Consider Skills Tests
Skills tests can be a useful tool in the hiring process, though less so at the recruiting stage. These should be reserved for when a candidate is further along in the hiring process.
There are options for skills tests, including simply having the candidate interview with a technical expert from your organization who can verbally present scenarios and ask the candidate how they would respond. It is also possible to develop written or computerized exams to test a candidate’s abilities.
Unless you are recruiting a large number of individuals with a specific skill, then in most cases it will not be worth developing an internal test. Technology advances so rapidly that your exam could be outdated not long after you start administering it. Typically, if you need this level of validation of a candidate’s skills, a performance-based certification requirement will be more effective as a long-term solution.

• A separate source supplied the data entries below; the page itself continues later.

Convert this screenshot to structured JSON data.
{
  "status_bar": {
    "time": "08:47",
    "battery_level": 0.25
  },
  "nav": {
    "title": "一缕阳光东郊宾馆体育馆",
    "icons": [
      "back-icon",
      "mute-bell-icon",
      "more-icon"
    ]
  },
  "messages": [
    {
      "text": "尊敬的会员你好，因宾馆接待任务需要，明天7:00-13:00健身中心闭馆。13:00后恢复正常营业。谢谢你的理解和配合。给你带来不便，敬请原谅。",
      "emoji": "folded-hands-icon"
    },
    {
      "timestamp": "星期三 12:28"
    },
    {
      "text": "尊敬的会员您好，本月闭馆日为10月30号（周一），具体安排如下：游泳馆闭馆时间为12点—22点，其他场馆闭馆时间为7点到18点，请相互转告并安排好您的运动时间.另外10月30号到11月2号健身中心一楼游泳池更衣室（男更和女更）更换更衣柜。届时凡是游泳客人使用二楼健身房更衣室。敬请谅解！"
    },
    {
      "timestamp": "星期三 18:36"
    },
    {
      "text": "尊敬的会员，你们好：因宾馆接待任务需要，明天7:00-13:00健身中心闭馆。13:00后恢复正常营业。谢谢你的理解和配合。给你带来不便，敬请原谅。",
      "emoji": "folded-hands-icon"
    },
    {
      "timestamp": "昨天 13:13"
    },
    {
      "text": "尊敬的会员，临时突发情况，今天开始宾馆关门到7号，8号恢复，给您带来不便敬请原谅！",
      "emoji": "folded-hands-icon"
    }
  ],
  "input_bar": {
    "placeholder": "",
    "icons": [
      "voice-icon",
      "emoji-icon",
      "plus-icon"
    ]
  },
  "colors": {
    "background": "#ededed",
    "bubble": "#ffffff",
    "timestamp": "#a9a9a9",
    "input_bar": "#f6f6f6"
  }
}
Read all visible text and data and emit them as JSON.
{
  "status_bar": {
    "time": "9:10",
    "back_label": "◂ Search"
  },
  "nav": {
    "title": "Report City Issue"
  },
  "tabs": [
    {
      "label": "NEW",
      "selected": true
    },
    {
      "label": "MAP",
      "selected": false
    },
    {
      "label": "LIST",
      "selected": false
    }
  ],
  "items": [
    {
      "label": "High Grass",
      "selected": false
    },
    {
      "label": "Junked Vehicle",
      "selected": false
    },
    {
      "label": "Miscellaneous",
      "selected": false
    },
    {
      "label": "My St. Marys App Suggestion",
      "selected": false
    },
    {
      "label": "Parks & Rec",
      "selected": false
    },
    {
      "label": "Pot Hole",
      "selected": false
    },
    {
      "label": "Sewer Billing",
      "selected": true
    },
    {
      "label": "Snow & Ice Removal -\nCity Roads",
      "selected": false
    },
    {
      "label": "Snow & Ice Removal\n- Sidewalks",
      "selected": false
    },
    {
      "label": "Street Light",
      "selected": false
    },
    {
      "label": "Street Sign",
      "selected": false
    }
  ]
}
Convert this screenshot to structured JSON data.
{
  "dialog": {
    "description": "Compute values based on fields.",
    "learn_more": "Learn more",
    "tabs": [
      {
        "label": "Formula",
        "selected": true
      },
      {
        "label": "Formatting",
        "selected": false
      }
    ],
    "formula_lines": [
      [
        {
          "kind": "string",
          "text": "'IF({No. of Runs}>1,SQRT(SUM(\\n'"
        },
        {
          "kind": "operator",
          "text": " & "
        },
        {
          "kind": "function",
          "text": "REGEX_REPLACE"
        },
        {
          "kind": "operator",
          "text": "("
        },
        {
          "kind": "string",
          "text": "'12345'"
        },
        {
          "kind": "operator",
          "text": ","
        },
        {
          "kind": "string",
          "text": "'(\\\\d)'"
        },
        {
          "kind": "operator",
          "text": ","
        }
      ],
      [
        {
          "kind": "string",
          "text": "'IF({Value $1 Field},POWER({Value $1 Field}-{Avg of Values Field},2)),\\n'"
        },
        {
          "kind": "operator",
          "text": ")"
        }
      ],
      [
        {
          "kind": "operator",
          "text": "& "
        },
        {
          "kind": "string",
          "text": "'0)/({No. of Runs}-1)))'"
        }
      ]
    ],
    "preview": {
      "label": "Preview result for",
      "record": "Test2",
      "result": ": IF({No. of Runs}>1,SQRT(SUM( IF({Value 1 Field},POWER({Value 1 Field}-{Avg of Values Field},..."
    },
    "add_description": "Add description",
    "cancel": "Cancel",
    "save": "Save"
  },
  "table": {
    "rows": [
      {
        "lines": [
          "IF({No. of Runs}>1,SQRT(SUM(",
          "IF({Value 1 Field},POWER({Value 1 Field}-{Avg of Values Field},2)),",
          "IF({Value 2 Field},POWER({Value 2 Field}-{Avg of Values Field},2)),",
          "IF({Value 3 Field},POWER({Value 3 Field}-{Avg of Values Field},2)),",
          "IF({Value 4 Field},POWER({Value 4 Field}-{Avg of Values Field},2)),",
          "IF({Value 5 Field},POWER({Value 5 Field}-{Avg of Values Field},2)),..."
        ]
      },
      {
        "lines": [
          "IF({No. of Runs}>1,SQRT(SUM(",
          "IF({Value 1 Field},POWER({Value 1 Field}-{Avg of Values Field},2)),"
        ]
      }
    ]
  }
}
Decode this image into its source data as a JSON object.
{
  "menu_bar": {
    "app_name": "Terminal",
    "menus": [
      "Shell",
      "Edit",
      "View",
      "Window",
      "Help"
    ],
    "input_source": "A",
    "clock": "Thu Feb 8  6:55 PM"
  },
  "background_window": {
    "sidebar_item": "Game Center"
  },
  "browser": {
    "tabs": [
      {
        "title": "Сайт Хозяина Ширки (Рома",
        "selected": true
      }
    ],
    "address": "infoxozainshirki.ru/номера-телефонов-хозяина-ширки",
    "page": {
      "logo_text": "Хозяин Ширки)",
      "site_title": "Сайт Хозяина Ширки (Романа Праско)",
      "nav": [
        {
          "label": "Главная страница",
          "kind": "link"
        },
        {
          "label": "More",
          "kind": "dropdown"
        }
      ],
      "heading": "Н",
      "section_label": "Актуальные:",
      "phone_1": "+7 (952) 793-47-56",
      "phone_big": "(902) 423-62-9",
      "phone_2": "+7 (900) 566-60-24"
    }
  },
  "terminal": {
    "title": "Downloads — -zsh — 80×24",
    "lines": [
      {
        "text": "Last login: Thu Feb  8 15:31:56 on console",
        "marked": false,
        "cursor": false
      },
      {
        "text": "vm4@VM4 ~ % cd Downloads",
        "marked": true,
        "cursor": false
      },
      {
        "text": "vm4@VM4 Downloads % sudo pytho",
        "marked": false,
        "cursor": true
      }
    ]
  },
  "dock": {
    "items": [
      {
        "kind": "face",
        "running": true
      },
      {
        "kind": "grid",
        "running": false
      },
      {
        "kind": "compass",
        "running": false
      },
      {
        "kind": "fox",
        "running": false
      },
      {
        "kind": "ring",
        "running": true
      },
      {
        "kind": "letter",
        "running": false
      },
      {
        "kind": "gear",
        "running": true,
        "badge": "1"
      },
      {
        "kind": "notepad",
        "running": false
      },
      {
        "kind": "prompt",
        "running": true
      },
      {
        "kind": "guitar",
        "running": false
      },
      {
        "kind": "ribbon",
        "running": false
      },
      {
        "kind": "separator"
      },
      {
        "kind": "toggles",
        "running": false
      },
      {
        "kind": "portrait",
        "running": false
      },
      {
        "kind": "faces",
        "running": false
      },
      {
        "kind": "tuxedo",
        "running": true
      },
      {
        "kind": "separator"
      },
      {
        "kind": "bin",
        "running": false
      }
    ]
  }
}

Don’t Overlook Internal Training
Finally, invest in your existing teams. In some cases, technologies are so new that there simply are too few individuals with expertise in them to meet demand. Training existing employees can help close skills gaps within your organization. If manpower is an issue, you can also recruit promising candidates who may be lacking in a particular skill and then train them before they even begin work.
In summary, hiring managers should consider new ways of attracting talent that do not rely on the old playbook of simply listing minimum qualifications, roles and responsibilities, and salary and benefits. Avoid turning off potential candidates from the start by making qualifications flexible, looking for verifiable evidence of skills, explaining the soft benefits along with the hard ones, and demonstrating your organization is a place that employees can collaborate, learn, and grow.